A tradition that once enjoyed more popularity as a means to procure food and fur when other game species weren’t as plentiful, coon hunting remains popular today as a wildlife management tool, a hobby and a competition sport.
The wispy clouds try in vain to cover a brilliant half moon on a cool, humid February night. The spring peepers can’t help but croak in the evening air that hangs lost in limbo between winter and spring. The outdoor world is cautiously calm with the knowledge that certain natural night life is about to begin its evening foray for food.

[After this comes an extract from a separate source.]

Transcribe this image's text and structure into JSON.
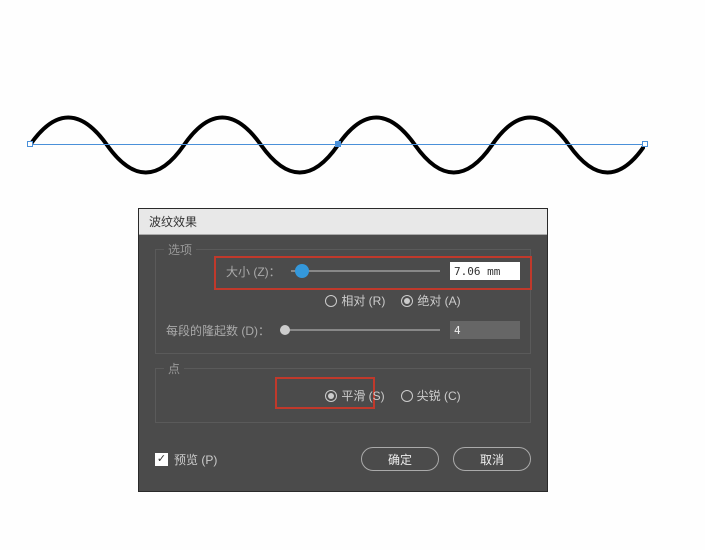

Suddenly, the silence is broken by the rustling of hackberry, hickory and oak leaves. A raccoon’s search for supper has been interrupted with the knowledge that possible danger is near. A dedicated coon dog issues a hungry bark, signaling that he has just picked up the scent he was born to track. The chase ensues, and the barking travels hundreds of yards away before becoming abruptly stationary, increasing in intensity. He has treed the object of his pursuit.
A tradition that once enjoyed more popularity as a means to procure food and fur when other game species weren’t as plentiful, coon hunting remains popular today as a wildlife management tool, a hobby and a competition sport. Any coon hunter will tell you the appeal of this pastime is more than just the satisfaction of knowing the life history and habits of a wild animal well enough to outsmart it, it’s also about the cooperative connection that is cultivated between man and beast.
“Coon hunting is primarily about the gratification of working your dogs and charting their success,” says avid coon hunter Bucky Barrett from Selma, Ala.. “You train your dogs as much as possible in the woods. Sometimes the dogs might tree a coon as soon as they leave the truck. Other times, you may wait all night for them to find the scent.”
Although training time and patience are inherent attributes vital to a productive hunt, coon hunters must also employ their knowledge of the raccoon’s feeding habits, its preferred habitat and the effect of the landscape on the dogs’ ability to track the scent.
“The dogs have to be tough enough to handle all kinds of terrain—from thick briars to steep gullies to swampy bottoms,” Barrett says. “Weather can also play a factor. Snow and rain can diminish the scent and create more of a challenge for the dogs.”
Barrett says having a trained ear is also essential to knowing what the dogs are doing and which direction they are heading. “When you hunt more than one dog, you have to be able to recognize each individual bark,” Barrett says. “Plus, the dogs use different barks when they find a scent versus when they tree a raccoon.”
While the true spirit of the sport revolves around knowing how to train the coon dogs to do what they were bred to do best, advances in technology have helped usher the sport into a new era.
From the specially-designed hunting lights to the high-tech dog training and tracking equipment, all of the gear coon hunters use is engineered to make the sport more user-friendly. Even the GPS tracking devices attached to the dog collars allow hunters like Barrett to determine exact locations of dog travel routes. “The system makes finding the dogs much easier, but I still use my ear to determine the location of the dogs,” Barrett says. “That requires more of a connection to the dogs and to the hunt itself.”
Barrett especially enjoys sharing that bond with his family, particularly his two daughters, Kacey and Morgan. “It gives us a chance to spend quality time together doing something we all love,” Barrett says.
It’s that same connection that will continue to impassion hunters like Barrett to return to the dimly-lit swamp bottoms with his dogs and loved ones every fall and winter, fostering the sport as a time-honored tradition, an opportunity for teamwork and a chance to strengthen man’s relationship with the both the natural world and his fellow man.